About half of the adult U.S. population will have obesity and about a quarter will have severe obesity by 2030, according to a new study led by Harvard T.H. Chan School of Public Health.
The study also predicts that in 29 states, more than half of the population will have obesity, and all states will have a prevalence of obesity higher than 35%. The study’s researchers estimate that, currently, 40% of American adults have obesity and 18% have severe obesity.
The study was published in the December 19, 2019 issue of the New England Journal of Medicine.
The researchers said the predictions are troubling because the health and economic effects of obesity and severe obesity take a toll on several aspects of society. “Obesity, and especially severe obesity, are associated with increased rates of chronic disease and medical spending, and have negative consequences for life expectancy,” said Steven Gortmaker, professor of the practice of health sociology at Harvard Chan School and senior author of the study.

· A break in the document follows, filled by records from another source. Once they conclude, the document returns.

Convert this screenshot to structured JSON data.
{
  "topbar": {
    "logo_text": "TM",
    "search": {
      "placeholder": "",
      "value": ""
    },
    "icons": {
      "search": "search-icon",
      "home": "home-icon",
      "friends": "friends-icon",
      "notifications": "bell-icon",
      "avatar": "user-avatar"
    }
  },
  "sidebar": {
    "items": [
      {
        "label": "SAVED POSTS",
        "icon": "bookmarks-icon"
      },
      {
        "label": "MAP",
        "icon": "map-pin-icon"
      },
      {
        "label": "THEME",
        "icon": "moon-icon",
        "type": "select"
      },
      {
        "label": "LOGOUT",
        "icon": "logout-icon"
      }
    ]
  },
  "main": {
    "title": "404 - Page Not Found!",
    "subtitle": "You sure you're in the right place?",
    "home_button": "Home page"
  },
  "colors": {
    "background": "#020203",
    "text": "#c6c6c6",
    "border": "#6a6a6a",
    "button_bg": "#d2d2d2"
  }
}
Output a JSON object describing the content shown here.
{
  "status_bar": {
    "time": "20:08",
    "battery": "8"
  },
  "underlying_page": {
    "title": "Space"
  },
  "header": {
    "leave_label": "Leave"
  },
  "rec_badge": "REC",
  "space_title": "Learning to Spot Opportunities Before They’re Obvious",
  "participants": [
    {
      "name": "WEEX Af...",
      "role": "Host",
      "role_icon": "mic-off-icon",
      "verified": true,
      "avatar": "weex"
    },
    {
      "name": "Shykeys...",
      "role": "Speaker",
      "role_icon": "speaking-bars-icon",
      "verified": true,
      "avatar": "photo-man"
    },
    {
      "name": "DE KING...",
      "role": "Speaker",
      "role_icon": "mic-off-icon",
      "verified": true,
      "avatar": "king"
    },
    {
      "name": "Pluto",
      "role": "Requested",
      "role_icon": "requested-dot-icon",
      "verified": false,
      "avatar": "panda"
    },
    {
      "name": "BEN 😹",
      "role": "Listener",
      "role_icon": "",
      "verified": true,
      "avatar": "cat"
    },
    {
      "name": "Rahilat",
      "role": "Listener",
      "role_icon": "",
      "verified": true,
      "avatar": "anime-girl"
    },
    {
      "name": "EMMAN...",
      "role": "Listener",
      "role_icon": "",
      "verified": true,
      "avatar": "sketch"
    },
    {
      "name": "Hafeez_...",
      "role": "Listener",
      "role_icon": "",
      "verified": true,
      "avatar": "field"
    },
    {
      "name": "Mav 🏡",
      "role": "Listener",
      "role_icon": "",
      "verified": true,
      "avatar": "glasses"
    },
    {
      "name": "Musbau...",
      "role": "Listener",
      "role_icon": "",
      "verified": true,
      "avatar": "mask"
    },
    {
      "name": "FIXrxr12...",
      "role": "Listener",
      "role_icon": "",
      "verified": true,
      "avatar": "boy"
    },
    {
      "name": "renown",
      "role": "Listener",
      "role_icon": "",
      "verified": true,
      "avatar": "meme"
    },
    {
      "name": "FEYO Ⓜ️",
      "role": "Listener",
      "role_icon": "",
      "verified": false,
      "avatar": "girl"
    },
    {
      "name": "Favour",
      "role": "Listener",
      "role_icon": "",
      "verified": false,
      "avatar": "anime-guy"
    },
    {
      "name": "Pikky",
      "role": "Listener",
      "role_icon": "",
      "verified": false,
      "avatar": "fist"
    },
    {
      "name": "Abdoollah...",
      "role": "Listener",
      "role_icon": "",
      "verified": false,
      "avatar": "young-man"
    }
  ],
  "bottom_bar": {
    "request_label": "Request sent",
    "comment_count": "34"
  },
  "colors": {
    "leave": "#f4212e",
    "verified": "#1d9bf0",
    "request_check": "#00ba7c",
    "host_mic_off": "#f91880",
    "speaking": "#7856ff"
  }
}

For the study, the researchers used self-reported body mass index (BMI) data from more than 6.2 million adults who participated in the Behavioral Risk Factor Surveillance System Survey (BRFSS) between 1993 and 2016. Body mass index (BMI) is calculated by dividing a person’s weight in kilograms by the square of their height in meters. Obesity is defined as a BMI of 30 or higher, and severe obesity is a BMI of 35 or higher.
Self-reported BMIs are frequently biased, so the researchers used novel statistical methods to correct for this bias.
The large amount of data collected in the BRFSS allowed the researchers to drill down for obesity rates for specific states, income levels, and subpopulations.
The results showed that by 2030, several states will have obesity prevalence close to 60%, while the lowest states will be approaching 40%. The researchers predicted that nationally, severe obesity will likely be the most common BMI category for women, non-Hispanic black adults, and those with annual incomes below $50,000 per year.
“The high projected prevalence of severe obesity among low-income adults has substantial implications for future Medicaid costs,” said lead author Zachary Ward, programmer/analyst at Harvard Chan School’s Center for Health Decision Science. “In addition, the effect of weight stigma could have far-reaching implications for socioeconomic disparities as severe obesity becomes the most common BMI category among low-income adults in nearly every state.”
Ward and his co-authors said that the study could help inform state policy makers. For example, previous research suggests that sugar-sweetened beverage taxes have been an effective and cost-effective intervention for curtailing the rise in obesity rates. “Prevention is going to be key to better managing this epidemic,” said Ward.